Other people were pawing over discounted books. One large woman was reading the back cover of a book about the South Beach diet and another, equally large woman, came over and told her that it changed her life. 

Men were buying quantities of meat, and cases of beer. They wore sports jerseys and Nascar caps. The mood was light. The people were happy. The people were filling their carts. The people were getting good deals on big stuff. 

What more was there?

We got to the checkout and I realized, in a panic, that there was no way we could fit this stuff into my small car.  I worried about this, out loud, to my mother.  A man in the next checkout lane overheard our conversation. 

"Oh, you find ways to fit it all in. You always do," he said.  Lightheartedly, he laughed, and I felt like I was a member of some new club. 

This man was my brother. He spoke in open-ended terms, he sounded wise. He too had found it difficult to fit the absurdly large quantities of stuff into his car, but he had managed. I would manage too... everything would be okay. I could consume. For a flashing moment, I understood the psyche of a Hummer driver.

And then, as if to complete the scene, upon exiting Costco through the automatic sliding doors, I looked out over the vast parking lot towards where the horizon should be (instead there was a BestBuy or something) and saw a funnel cloud descending, slowly and silently from the black heavens. It was the first time in my entire life that I had ever seen a funnel cloud. I thought the coincidence of me going to a Costco and witnessing my first funnel cloud was just too much.

Compared to the Costco and that funnel cloud, I had never felt so... small before.

But ironically enough, I also felt very American.

St. Vincent, "Dig A Pony"

The RO Report

It's hard for me to look back on today with much clarity, so I'm not gonna try right now. I'll just get to the numbers, have a few drinks, and let this one settle in.

Out of 26 traders, 19 were positive, or 73%. I was #10 of 26. It was my best day in awhile.

Here's the top 3:

1. $23,456 on 308k shares traded.
2. $20, 568 on 337k shares traded.
3. $10,124 on 454k shares traded.

And the bottom:

1. -$2,602 on 37k shares traded.
2. -$940 on 71k shares traded.
3. -$829 on 0 shares traded (swing account).

NOTE: Part 2 of my Costco experience will be posted later this evening or early tomorrow morning. Please stop by to check it out.

A Nice Walk Through Some Fire

Who would have thought, that at 9:40am this morning, I would be looking at my worst day ever in over 9 years of trading?

Who would have thought, that at 9:40am this morning, I would have lost my rather impressive month of July, and blown out of all the funds I had remaining in my company?

Who would have thought, that at 9:40am this morning, I would have called Judy into the office, showed her my loss of over $10,000, showed her my heavy position (2500 shares) of CLF and said to her, "It's done now. I'm blowing up for good. If it trades $91, I'll be forced out and I'll have to find a new job."

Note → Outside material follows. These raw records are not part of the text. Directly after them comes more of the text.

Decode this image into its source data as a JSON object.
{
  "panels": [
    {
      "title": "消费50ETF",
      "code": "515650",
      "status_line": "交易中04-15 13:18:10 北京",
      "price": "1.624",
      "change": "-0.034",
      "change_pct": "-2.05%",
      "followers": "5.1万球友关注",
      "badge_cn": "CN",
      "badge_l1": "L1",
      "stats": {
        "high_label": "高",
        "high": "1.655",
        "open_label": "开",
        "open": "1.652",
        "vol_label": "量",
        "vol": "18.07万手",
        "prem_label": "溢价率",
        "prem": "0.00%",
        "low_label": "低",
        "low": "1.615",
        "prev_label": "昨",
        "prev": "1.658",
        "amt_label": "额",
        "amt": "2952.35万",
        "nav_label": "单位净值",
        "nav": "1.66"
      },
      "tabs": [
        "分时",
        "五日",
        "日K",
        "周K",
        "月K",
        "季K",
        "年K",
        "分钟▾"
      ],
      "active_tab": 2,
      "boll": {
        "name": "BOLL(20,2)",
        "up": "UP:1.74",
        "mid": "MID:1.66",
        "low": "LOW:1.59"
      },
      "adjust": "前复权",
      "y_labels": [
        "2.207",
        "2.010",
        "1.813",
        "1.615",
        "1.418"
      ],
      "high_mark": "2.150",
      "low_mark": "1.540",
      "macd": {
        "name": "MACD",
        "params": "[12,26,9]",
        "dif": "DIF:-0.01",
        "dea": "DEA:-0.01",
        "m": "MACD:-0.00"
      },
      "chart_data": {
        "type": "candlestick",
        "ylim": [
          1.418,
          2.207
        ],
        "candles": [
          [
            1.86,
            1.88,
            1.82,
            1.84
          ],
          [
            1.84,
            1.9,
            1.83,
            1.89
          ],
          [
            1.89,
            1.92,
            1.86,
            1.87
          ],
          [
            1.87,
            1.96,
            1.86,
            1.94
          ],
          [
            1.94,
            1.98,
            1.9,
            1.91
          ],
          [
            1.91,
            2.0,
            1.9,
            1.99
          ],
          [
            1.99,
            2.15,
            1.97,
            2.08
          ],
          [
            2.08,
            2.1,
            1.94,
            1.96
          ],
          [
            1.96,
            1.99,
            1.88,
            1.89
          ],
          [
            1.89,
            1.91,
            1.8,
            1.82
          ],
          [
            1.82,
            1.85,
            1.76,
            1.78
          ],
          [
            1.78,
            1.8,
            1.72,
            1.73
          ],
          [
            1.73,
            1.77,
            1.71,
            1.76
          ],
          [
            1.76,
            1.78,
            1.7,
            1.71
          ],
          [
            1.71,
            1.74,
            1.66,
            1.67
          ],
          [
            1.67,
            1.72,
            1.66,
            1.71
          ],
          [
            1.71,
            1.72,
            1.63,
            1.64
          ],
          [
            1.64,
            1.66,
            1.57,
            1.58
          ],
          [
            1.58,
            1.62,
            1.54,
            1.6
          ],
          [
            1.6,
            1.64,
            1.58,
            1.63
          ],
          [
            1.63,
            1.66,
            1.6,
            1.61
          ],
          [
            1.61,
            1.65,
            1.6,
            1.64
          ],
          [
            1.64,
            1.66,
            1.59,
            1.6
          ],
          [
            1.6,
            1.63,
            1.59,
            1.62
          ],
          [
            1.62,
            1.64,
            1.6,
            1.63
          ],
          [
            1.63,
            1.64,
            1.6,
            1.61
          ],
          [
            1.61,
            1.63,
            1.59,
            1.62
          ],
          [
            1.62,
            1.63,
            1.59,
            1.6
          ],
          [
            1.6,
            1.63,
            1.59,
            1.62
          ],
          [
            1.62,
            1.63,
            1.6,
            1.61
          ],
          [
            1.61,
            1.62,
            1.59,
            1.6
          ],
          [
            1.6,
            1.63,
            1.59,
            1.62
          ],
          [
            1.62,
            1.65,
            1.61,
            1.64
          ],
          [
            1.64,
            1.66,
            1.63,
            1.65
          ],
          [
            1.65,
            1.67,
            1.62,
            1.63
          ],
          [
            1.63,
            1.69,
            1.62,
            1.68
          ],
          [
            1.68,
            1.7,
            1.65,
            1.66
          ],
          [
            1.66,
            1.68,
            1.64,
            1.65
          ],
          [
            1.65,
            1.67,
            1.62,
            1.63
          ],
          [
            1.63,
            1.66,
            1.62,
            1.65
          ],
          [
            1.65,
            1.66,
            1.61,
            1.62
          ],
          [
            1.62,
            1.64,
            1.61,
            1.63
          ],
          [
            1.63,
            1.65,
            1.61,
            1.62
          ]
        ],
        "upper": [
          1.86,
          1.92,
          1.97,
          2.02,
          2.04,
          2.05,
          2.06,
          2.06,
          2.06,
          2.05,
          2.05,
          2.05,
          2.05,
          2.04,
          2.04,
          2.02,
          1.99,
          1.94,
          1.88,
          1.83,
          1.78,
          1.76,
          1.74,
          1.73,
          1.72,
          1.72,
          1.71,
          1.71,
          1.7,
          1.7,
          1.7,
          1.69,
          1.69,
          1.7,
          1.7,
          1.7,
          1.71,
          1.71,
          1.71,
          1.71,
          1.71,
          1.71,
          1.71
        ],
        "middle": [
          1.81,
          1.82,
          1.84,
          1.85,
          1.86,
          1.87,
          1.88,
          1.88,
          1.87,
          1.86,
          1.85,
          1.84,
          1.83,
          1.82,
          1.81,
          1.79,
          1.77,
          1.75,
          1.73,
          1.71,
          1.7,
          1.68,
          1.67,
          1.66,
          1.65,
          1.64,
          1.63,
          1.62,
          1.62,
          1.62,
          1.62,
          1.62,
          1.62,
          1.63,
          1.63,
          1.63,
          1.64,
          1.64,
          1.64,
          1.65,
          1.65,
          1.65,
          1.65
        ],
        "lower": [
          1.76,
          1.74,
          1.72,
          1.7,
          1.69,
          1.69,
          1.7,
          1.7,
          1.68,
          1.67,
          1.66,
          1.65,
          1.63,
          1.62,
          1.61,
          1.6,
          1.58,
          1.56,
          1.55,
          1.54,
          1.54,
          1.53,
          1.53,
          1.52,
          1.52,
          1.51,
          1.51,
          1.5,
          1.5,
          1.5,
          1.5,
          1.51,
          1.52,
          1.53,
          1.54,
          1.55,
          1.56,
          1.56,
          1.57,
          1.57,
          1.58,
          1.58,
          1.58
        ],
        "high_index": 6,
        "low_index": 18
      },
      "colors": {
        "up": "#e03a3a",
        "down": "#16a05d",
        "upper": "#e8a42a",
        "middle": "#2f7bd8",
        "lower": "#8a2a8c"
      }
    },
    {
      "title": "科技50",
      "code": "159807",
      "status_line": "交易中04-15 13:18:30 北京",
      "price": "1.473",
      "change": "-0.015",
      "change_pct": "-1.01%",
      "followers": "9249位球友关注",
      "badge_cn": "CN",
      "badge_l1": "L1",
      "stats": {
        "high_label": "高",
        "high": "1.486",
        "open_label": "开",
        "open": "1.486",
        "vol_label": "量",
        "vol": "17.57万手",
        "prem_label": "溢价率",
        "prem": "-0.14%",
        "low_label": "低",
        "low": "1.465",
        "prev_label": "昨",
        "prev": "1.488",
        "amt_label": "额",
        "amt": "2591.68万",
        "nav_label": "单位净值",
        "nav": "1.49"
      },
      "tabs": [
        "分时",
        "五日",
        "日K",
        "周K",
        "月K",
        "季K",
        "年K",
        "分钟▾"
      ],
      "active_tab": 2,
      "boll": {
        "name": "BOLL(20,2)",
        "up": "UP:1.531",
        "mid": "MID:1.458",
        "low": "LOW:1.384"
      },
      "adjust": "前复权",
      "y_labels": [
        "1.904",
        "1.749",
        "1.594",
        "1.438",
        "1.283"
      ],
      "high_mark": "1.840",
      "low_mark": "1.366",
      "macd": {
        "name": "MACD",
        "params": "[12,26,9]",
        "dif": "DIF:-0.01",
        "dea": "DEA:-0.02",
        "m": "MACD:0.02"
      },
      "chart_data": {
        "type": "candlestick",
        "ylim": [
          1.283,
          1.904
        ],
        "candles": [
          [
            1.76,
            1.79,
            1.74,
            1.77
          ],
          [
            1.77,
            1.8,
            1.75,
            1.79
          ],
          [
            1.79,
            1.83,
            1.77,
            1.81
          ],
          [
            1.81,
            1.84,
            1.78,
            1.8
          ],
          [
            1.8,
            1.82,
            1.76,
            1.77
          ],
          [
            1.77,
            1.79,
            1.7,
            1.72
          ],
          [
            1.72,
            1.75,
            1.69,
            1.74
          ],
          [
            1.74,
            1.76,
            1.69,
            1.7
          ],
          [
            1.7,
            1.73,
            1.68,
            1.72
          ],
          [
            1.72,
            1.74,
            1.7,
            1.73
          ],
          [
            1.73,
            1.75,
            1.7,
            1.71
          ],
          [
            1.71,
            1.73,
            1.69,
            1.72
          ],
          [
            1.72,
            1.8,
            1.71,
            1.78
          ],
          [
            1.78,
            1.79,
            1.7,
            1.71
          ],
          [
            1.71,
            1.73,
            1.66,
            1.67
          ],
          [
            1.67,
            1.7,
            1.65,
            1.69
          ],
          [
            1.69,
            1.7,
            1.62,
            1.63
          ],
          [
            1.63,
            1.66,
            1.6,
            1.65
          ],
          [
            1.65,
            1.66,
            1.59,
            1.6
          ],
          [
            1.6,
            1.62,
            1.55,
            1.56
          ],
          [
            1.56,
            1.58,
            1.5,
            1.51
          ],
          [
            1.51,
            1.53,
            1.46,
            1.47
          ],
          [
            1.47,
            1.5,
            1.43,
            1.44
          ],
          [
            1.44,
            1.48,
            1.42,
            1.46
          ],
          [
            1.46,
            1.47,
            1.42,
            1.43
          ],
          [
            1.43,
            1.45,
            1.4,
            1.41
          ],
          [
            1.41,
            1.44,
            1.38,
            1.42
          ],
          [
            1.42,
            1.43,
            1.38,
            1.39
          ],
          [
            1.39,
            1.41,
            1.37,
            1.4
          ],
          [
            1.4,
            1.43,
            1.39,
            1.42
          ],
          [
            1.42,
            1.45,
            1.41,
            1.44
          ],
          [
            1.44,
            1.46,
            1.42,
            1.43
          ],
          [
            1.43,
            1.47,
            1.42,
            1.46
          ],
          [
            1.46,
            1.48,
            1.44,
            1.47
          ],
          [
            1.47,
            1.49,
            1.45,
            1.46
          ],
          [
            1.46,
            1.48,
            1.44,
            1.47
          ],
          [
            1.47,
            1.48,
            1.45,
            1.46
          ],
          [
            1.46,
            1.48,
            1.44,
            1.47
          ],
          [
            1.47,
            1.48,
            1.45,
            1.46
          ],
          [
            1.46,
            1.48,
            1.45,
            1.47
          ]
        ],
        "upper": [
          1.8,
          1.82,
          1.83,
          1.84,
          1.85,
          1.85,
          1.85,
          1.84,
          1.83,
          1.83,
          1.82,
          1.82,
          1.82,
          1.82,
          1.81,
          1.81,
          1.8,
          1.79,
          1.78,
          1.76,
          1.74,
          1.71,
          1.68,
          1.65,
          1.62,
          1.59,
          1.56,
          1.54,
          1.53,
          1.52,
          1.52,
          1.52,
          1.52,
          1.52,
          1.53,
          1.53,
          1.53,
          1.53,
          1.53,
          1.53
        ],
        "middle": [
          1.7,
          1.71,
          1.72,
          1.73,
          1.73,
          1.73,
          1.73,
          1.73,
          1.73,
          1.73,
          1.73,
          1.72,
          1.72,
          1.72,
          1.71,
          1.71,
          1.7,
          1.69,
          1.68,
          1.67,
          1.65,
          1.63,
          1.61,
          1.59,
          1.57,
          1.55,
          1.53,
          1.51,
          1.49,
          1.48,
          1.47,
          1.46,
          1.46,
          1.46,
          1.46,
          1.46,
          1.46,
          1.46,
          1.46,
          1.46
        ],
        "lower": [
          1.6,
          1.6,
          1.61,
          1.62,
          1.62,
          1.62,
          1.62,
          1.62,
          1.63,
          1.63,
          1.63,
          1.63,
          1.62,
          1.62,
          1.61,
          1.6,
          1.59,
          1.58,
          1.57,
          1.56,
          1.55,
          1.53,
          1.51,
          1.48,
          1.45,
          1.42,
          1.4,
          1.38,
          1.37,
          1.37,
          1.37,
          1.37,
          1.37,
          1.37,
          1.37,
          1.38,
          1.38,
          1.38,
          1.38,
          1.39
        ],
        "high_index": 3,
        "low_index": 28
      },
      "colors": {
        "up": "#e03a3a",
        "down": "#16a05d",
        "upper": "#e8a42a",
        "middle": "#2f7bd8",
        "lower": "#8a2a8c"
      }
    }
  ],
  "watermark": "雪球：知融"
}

And who would have thought that at 9:50 I would be up nicely on the day, Judy and I would be giving each other hugs and high-fives, and I'd be liquidating my position and getting ready to take the rest of the day off?

Surely, not me. But sometimes, funny things happen to stock traders.

At 10:45 I was walking hand and hand with my daughter through our CSA, picking flowers and placing them in a bucket. I was still somewhat shocked at the turn of events, and shaking my head at the absurdity of it all.

Indeed, I felt like one of those people who has looked directly at death, seen the light at the end of the tunnel, only to wake and live again.

Hudson City, Strength Amidst Weakness

Things still looking up for HCBK. I first mentioned this gem a year ago.